_What the task asks:_
Take down each entry exactly as written.

_Exercise data:_

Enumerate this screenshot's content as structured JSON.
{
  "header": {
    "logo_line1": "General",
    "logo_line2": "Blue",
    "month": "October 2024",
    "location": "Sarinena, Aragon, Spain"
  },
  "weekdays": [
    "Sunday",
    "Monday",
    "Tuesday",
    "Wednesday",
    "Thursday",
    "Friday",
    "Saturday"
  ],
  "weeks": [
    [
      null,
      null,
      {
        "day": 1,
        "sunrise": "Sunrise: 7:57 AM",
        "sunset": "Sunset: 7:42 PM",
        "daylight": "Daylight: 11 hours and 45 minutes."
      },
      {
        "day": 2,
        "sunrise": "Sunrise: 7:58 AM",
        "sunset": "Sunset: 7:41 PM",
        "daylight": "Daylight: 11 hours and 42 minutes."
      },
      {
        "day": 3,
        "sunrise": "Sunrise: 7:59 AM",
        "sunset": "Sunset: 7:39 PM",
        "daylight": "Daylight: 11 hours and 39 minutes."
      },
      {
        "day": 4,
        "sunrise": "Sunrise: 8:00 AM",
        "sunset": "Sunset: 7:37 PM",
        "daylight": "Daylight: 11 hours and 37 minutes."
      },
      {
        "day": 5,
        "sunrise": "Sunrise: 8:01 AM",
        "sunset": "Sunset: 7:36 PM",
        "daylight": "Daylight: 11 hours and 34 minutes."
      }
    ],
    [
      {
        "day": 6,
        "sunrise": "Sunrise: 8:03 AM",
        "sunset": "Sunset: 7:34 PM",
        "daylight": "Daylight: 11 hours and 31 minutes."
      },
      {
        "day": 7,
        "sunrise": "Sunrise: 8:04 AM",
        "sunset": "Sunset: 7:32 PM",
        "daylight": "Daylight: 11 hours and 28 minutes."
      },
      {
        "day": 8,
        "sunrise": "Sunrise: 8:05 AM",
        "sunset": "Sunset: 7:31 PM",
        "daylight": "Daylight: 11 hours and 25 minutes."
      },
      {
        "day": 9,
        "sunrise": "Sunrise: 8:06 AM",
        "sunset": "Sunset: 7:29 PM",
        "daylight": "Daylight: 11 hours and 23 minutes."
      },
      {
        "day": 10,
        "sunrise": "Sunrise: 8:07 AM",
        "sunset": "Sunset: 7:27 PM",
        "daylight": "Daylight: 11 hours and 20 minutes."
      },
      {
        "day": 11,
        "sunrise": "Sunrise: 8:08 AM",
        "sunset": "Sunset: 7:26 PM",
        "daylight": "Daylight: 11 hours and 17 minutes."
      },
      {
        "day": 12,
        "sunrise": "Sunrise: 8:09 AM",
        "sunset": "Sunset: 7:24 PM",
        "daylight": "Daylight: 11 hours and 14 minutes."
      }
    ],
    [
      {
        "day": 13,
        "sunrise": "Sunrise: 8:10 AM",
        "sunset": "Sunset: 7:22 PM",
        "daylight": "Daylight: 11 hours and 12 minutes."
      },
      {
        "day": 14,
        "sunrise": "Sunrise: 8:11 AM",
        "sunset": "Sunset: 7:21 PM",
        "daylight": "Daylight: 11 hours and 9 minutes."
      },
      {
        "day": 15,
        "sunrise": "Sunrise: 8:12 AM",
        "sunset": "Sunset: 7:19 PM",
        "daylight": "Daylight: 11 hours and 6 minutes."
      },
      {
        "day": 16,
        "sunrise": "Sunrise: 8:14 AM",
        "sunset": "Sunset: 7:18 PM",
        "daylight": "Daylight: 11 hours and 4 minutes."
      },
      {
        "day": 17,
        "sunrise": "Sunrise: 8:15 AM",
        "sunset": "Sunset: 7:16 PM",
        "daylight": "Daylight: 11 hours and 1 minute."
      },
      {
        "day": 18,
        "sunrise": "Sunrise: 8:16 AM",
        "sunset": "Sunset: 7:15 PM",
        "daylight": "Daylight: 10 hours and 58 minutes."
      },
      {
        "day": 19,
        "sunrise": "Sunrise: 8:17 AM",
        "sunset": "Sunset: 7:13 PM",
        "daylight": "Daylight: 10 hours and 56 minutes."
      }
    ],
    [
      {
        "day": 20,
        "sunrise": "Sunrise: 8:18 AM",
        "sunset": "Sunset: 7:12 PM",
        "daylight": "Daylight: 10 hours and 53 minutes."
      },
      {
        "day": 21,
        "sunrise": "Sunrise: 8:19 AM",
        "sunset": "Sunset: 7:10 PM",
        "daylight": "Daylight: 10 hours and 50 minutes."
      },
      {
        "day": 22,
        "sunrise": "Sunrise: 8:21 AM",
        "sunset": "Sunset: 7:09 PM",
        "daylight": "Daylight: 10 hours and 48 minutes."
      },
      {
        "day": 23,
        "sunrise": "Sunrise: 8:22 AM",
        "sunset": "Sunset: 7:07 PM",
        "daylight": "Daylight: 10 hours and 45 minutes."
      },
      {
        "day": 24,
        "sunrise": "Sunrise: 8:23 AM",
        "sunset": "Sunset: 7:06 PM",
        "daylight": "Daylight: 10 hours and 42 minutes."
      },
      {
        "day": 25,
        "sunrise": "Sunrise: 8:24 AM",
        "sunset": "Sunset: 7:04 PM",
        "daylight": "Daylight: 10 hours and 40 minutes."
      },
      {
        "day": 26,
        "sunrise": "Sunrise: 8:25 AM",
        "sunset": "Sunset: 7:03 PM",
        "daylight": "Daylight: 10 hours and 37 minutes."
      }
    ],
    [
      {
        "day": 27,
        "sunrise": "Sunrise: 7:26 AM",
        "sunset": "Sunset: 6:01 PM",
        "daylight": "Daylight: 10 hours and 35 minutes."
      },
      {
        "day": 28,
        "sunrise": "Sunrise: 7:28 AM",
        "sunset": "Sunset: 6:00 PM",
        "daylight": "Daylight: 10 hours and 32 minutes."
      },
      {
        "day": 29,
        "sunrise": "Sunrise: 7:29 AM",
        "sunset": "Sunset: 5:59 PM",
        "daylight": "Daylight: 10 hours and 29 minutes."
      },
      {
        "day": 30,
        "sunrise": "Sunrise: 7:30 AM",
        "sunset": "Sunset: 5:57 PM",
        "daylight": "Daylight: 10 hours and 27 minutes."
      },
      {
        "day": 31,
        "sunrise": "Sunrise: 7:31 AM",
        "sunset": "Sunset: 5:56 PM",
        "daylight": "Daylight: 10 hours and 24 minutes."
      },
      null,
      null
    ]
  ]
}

_Output of the exercise:_
Enumerate this screenshot's content as structured JSON.
{
  "header": {
    "logo_line1": "General",
    "logo_line2": "Blue",
    "month": "October 2024",
    "location": "Sarinena, Aragon, Spain"
  },
  "weekdays": [
    "Sunday",
    "Monday",
    "Tuesday",
    "Wednesday",
    "Thursday",
    "Friday",
    "Saturday"
  ],
  "weeks": [
    [
      null,
      null,
      {
        "day": 1,
        "sunrise": "Sunrise: 7:57 AM",
        "sunset": "Sunset: 7:42 PM",
        "daylight": "Daylight: 11 hours and 45 minutes."
      },
      {
        "day": 2,
        "sunrise": "Sunrise: 7:58 AM",
        "sunset": "Sunset: 7:41 PM",
        "daylight": "Daylight: 11 hours and 42 minutes."
      },
      {
        "day": 3,
        "sunrise": "Sunrise: 7:59 AM",
        "sunset": "Sunset: 7:39 PM",
        "daylight": "Daylight: 11 hours and 39 minutes."
      },
      {
        "day": 4,
        "sunrise": "Sunrise: 8:00 AM",
        "sunset": "Sunset: 7:37 PM",
        "daylight": "Daylight: 11 hours and 37 minutes."
      },
      {
        "day": 5,
        "sunrise": "Sunrise: 8:01 AM",
        "sunset": "Sunset: 7:36 PM",
        "daylight": "Daylight: 11 hours and 34 minutes."
      }
    ],
    [
      {
        "day": 6,
        "sunrise": "Sunrise: 8:03 AM",
        "sunset": "Sunset: 7:34 PM",
        "daylight": "Daylight: 11 hours and 31 minutes."
      },
      {
        "day": 7,
        "sunrise": "Sunrise: 8:04 AM",
        "sunset": "Sunset: 7:32 PM",
        "daylight": "Daylight: 11 hours and 28 minutes."
      },
      {
        "day": 8,
        "sunrise": "Sunrise: 8:05 AM",
        "sunset": "Sunset: 7:31 PM",
        "daylight": "Daylight: 11 hours and 25 minutes."
      },
      {
        "day": 9,
        "sunrise": "Sunrise: 8:06 AM",
        "sunset": "Sunset: 7:29 PM",
        "daylight": "Daylight: 11 hours and 23 minutes."
      },
      {
        "day": 10,
        "sunrise": "Sunrise: 8:07 AM",
        "sunset": "Sunset: 7:27 PM",
        "daylight": "Daylight: 11 hours and 20 minutes."
      },
      {
        "day": 11,
        "sunrise": "Sunrise: 8:08 AM",
        "sunset": "Sunset: 7:26 PM",
        "daylight": "Daylight: 11 hours and 17 minutes."
      },
      {
        "day": 12,
        "sunrise": "Sunrise: 8:09 AM",
        "sunset": "Sunset: 7:24 PM",
        "daylight": "Daylight: 11 hours and 14 minutes."
      }
    ],
    [
      {
        "day": 13,
        "sunrise": "Sunrise: 8:10 AM",
        "sunset": "Sunset: 7:22 PM",
        "daylight": "Daylight: 11 hours and 12 minutes."
      },
      {
        "day": 14,
        "sunrise": "Sunrise: 8:11 AM",
        "sunset": "Sunset: 7:21 PM",
        "daylight": "Daylight: 11 hours and 9 minutes."
      },
      {
        "day": 15,
        "sunrise": "Sunrise: 8:12 AM",
        "sunset": "Sunset: 7:19 PM",
        "daylight": "Daylight: 11 hours and 6 minutes."
      },
      {
        "day": 16,
        "sunrise": "Sunrise: 8:14 AM",
        "sunset": "Sunset: 7:18 PM",
        "daylight": "Daylight: 11 hours and 4 minutes."
      },
      {
        "day": 17,
        "sunrise": "Sunrise: 8:15 AM",
        "sunset": "Sunset: 7:16 PM",
        "daylight": "Daylight: 11 hours and 1 minute."
      },
      {
        "day": 18,
        "sunrise": "Sunrise: 8:16 AM",
        "sunset": "Sunset: 7:15 PM",
        "daylight": "Daylight: 10 hours and 58 minutes."
      },
      {
        "day": 19,
        "sunrise": "Sunrise: 8:17 AM",
        "sunset": "Sunset: 7:13 PM",
        "daylight": "Daylight: 10 hours and 56 minutes."
      }
    ],
    [
      {
        "day": 20,
        "sunrise": "Sunrise: 8:18 AM",
        "sunset": "Sunset: 7:12 PM",
        "daylight": "Daylight: 10 hours and 53 minutes."
      },
      {
        "day": 21,
        "sunrise": "Sunrise: 8:19 AM",
        "sunset": "Sunset: 7:10 PM",
        "daylight": "Daylight: 10 hours and 50 minutes."
      },
      {
        "day": 22,
        "sunrise": "Sunrise: 8:21 AM",
        "sunset": "Sunset: 7:09 PM",
        "daylight": "Daylight: 10 hours and 48 minutes."
      },
      {
        "day": 23,
        "sunrise": "Sunrise: 8:22 AM",
        "sunset": "Sunset: 7:07 PM",
        "daylight": "Daylight: 10 hours and 45 minutes."
      },
      {
        "day": 24,
        "sunrise": "Sunrise: 8:23 AM",
        "sunset": "Sunset: 7:06 PM",
        "daylight": "Daylight: 10 hours and 42 minutes."
      },
      {
        "day": 25,
        "sunrise": "Sunrise: 8:24 AM",
        "sunset": "Sunset: 7:04 PM",
        "daylight": "Daylight: 10 hours and 40 minutes."
      },
      {
        "day": 26,
        "sunrise": "Sunrise: 8:25 AM",
        "sunset": "Sunset: 7:03 PM",
        "daylight": "Daylight: 10 hours and 37 minutes."
      }
    ],
    [
      {
        "day": 27,
        "sunrise": "Sunrise: 7:26 AM",
        "sunset": "Sunset: 6:01 PM",
        "daylight": "Daylight: 10 hours and 35 minutes."
      },
      {
        "day": 28,
        "sunrise": "Sunrise: 7:28 AM",
        "sunset": "Sunset: 6:00 PM",
        "daylight": "Daylight: 10 hours and 32 minutes."
      },
      {
        "day": 29,
        "sunrise": "Sunrise: 7:29 AM",
        "sunset": "Sunset: 5:59 PM",
        "daylight": "Daylight: 10 hours and 29 minutes."
      },
      {
        "day": 30,
        "sunrise": "Sunrise: 7:30 AM",
        "sunset": "Sunset: 5:57 PM",
        "daylight": "Daylight: 10 hours and 27 minutes."
      },
      {
        "day": 31,
        "sunrise": "Sunrise: 7:31 AM",
        "sunset": "Sunset: 5:56 PM",
        "daylight": "Daylight: 10 hours and 24 minutes."
      },
      null,
      null
    ]
  ]
}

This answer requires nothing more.